The stock closed down $1.85, or about 5.6 per cent, to $31.44 on the Toronto Stock Exchange in a broadly negative trading session hurt by investor fears of European debt woes.
Calgary-based Suncor (TSX:SU) signalled to investors on its third-quarter conference call last week that it would exercise restraint in its 2012 capital plans with a budget of around $7.5 billion.
Late Tuesday, Suncor confirmed that figure, up from last year’s $6.7 billion, but lower than some may have expected given how flush with cash Canada’s largest oil and gas company is.
“Planned capital investments in 2012 are in line with our strategy to manage long-term growth in a disciplined manner and invest our available cash flow where we can maximize return to our investors,” chief executive Rick George said in a statement.
“We will continue to focus on maintaining a strong balance sheet and based on current forward pricing, we would expect to fund next year’s capital plan entirely from internal cash flow.”
About half of Suncor’s spending will go toward growth projects, with 60 per cent of that funding oilsands development. The company will also invest in its offshore operations on Canada’s East Coast and in the North Sea.
Total production next year is expected to average 530,000 to 580,000 barrels per day. That includes a 12 per cent increase in oilsands production and a 30 per cent increase in synthetic crude oil production.
In its financial report last week, Suncor said record third-quarter oilsands production helped the company generate $1.29 billion in net profits. That was up from $1.22 billion in the same 2010 period.
Operating revenues after royalties soared to nearly $3.1 billion from just over $2.1 billion a year ago.
“Overall, we will see Suncor deliver meaningful growth in 2012, while delivering substantial free cash flow,” wrote CIBC World Markets analyst Andrew Potter in a note to clients.
He estimated Suncor can generate $3 billion in cash flow, with U.S. benchmark West Texas Intermediate oil prices at US$92.50 per barrel and North Sea Brent crude prices at US$107.50 per barrel.

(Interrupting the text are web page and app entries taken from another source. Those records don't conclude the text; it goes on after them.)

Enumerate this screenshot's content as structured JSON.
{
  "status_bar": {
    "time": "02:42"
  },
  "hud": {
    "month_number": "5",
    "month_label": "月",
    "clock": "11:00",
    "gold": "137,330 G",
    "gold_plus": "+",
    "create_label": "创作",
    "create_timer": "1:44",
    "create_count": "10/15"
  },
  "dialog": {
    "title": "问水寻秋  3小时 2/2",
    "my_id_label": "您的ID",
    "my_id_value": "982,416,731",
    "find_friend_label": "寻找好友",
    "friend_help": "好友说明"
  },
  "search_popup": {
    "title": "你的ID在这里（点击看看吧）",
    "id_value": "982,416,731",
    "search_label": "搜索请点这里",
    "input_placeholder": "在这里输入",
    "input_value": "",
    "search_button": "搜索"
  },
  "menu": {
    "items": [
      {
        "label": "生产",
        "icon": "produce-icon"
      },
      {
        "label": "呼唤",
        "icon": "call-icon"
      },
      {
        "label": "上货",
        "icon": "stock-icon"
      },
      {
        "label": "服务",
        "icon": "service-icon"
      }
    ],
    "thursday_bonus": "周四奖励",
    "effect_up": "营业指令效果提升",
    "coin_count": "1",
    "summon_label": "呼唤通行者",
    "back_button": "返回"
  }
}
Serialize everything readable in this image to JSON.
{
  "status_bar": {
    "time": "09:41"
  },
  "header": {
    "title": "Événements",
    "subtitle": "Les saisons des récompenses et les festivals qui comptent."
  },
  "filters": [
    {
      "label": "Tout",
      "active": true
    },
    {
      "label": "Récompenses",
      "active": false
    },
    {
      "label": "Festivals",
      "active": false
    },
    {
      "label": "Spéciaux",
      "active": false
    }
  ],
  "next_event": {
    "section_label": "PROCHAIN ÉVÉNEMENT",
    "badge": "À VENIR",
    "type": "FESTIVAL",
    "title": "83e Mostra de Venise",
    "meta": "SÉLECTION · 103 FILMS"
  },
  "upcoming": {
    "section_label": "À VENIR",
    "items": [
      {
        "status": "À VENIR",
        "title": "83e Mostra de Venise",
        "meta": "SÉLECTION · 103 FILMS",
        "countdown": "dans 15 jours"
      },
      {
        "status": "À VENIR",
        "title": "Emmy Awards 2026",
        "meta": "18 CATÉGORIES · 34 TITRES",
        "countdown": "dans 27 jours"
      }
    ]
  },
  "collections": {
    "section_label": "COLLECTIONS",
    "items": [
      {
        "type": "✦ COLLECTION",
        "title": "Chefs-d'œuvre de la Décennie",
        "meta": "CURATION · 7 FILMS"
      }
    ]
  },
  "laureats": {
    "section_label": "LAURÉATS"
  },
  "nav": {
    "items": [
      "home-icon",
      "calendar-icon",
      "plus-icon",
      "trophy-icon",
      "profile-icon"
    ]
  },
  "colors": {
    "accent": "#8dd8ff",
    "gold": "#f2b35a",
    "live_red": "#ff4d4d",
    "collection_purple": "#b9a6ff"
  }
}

Suncor expects it will begin spending capital to develop its dormant Fort Hills and Joslyn mines, and its Voyageur upgrader. All thee are part of a joint-venture inked a year ago with French energy giant Total S.A.’s Canadian division.
No production is assumed next year in Libya, from which Suncor pulled its employees when civil war erupted earlier this year. The long-time ruler of the North African country, Moammar Gadhafi, has been killed. George has called that development “encouraging,” but Suncor has not yet signalled intentions to resume operations in Libya.
Suncor became Canada’s largest energy company after a 2009 merger with Petro-Canada and is the largest operator in the Alberta oilsands.